*** Opening RECORDS SHOWN ***

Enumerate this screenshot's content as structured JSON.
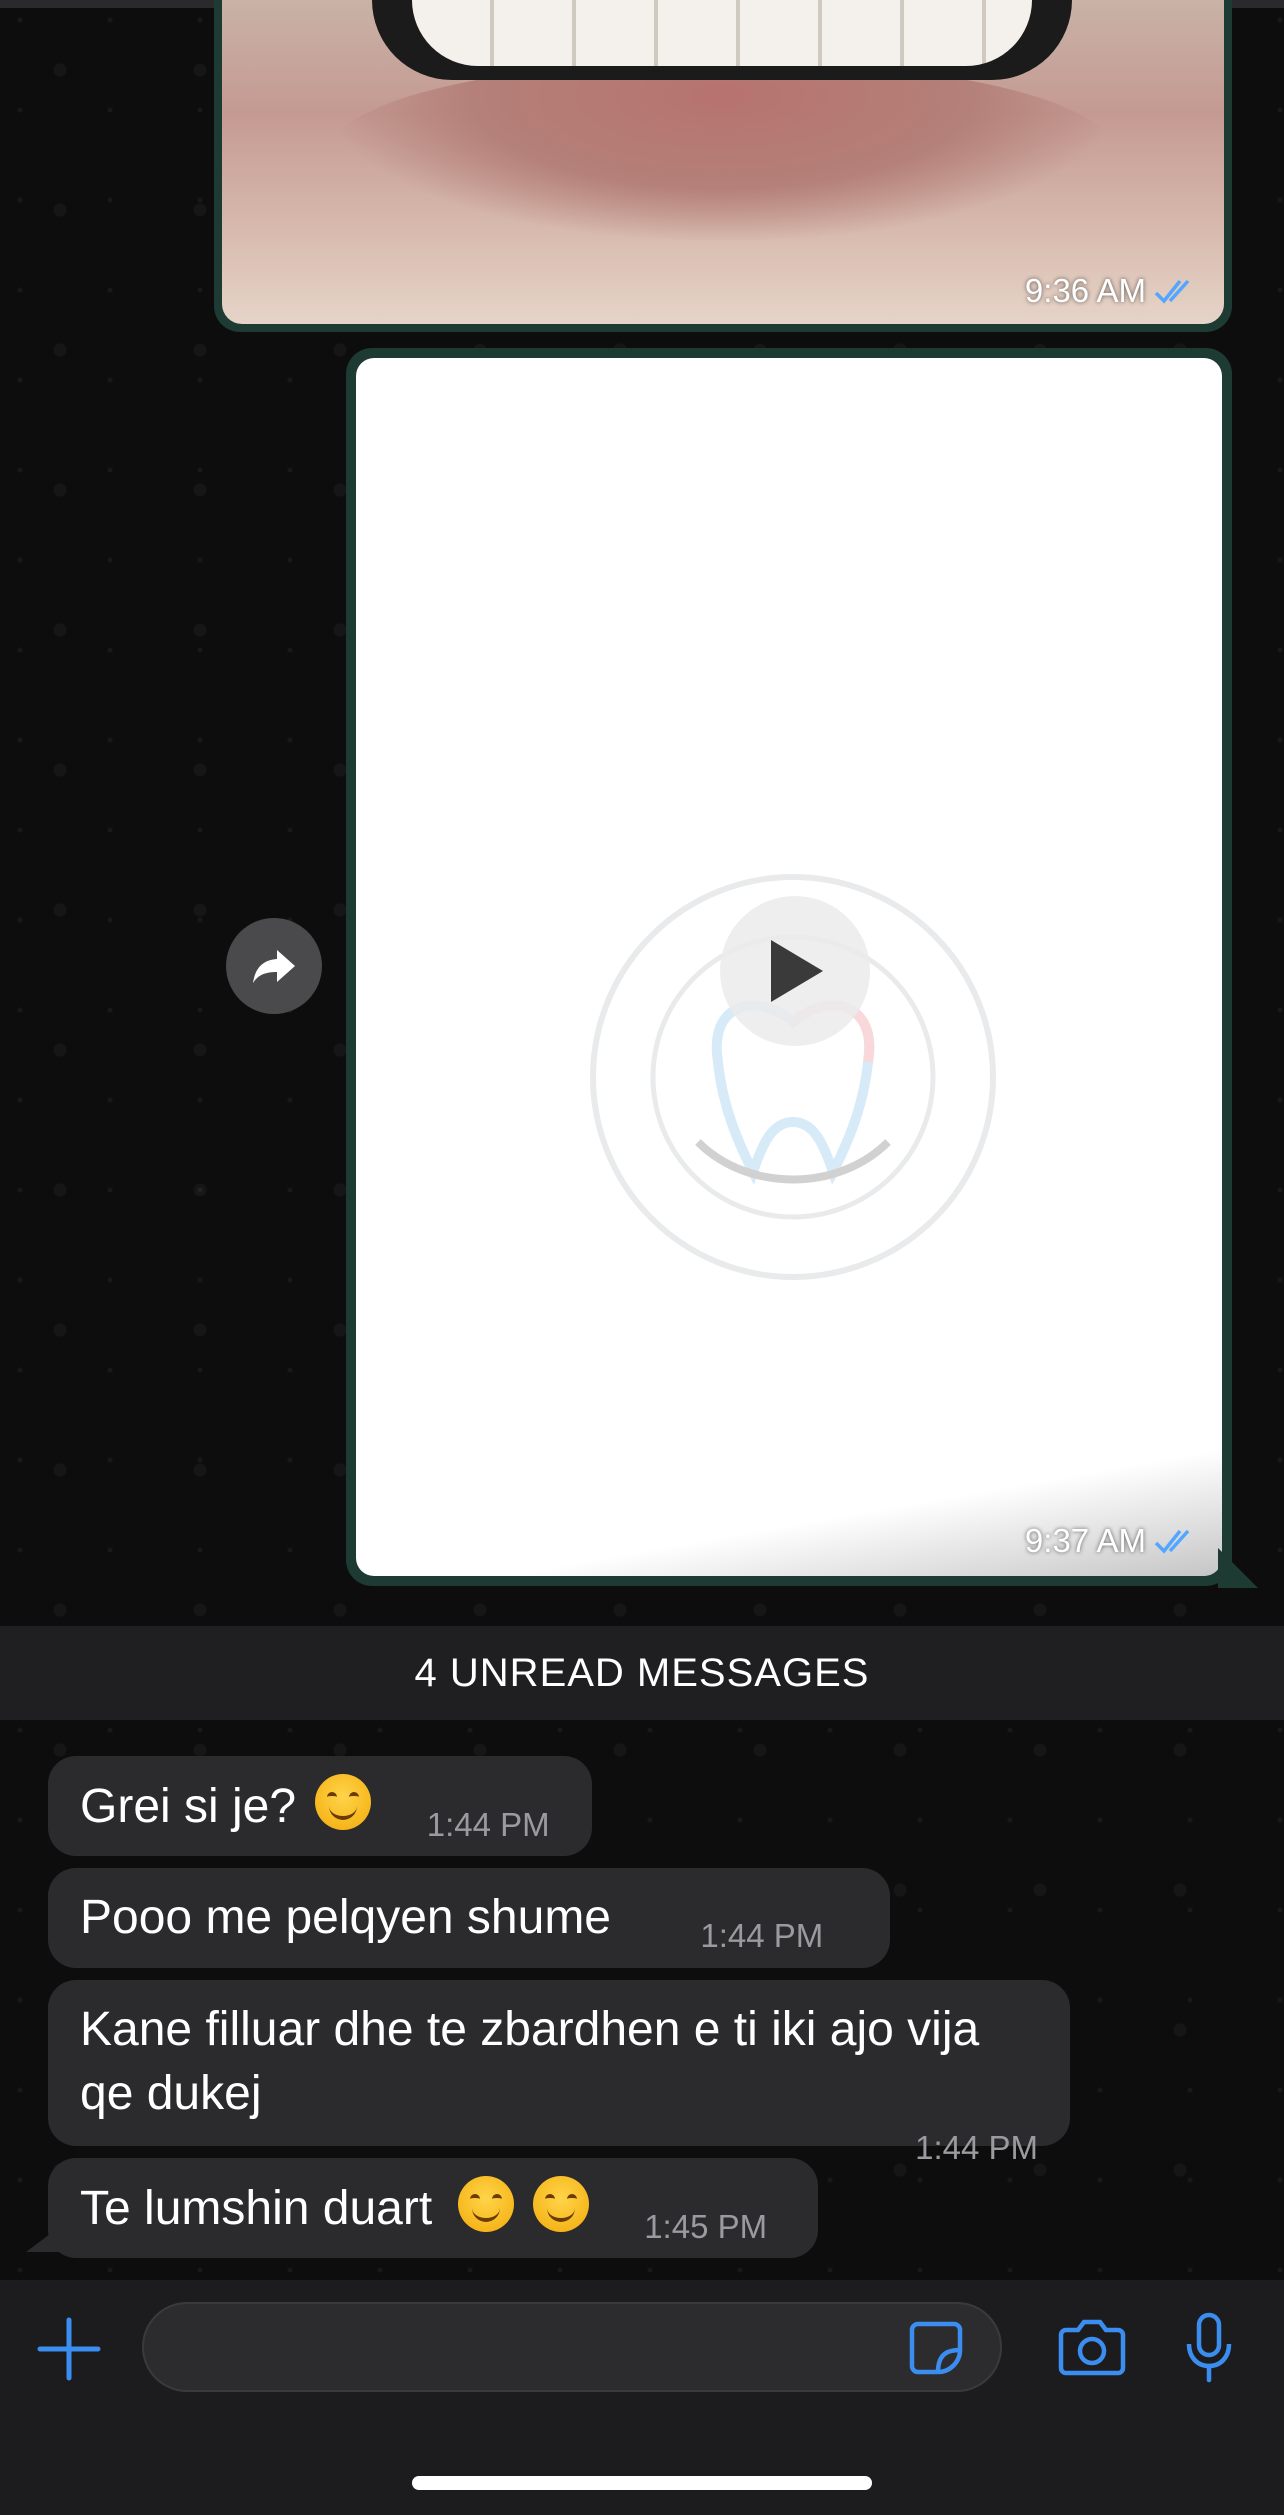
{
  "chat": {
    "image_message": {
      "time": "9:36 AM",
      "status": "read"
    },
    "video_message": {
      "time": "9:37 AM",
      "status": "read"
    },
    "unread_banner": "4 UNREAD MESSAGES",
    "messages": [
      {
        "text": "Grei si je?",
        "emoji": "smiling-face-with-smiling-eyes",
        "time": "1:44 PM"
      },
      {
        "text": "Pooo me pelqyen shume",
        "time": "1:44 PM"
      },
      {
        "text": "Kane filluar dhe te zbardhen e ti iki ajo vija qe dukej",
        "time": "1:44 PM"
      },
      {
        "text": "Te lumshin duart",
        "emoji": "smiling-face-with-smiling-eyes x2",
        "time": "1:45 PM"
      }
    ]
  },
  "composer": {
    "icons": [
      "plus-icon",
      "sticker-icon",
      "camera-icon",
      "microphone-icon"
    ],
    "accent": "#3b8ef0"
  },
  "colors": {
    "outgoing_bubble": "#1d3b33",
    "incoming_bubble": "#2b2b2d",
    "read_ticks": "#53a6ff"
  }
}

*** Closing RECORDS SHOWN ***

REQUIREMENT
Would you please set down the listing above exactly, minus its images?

RESULT OF THE EXERCISE
Enumerate this screenshot's content as structured JSON.
{
  "chat": {
    "image_message": {
      "time": "9:36 AM",
      "status": "read"
    },
    "video_message": {
      "time": "9:37 AM",
      "status": "read"
    },
    "unread_banner": "4 UNREAD MESSAGES",
    "messages": [
      {
        "text": "Grei si je?",
        "emoji": "smiling-face-with-smiling-eyes",
        "time": "1:44 PM"
      },
      {
        "text": "Pooo me pelqyen shume",
        "time": "1:44 PM"
      },
      {
        "text": "Kane filluar dhe te zbardhen e ti iki ajo vija qe dukej",
        "time": "1:44 PM"
      },
      {
        "text": "Te lumshin duart",
        "emoji": "smiling-face-with-smiling-eyes x2",
        "time": "1:45 PM"
      }
    ]
  },
  "composer": {
    "icons": [
      "plus-icon",
      "sticker-icon",
      "camera-icon",
      "microphone-icon"
    ],
    "accent": "#3b8ef0"
  },
  "colors": {
    "outgoing_bubble": "#1d3b33",
    "incoming_bubble": "#2b2b2d",
    "read_ticks": "#53a6ff"
  }
}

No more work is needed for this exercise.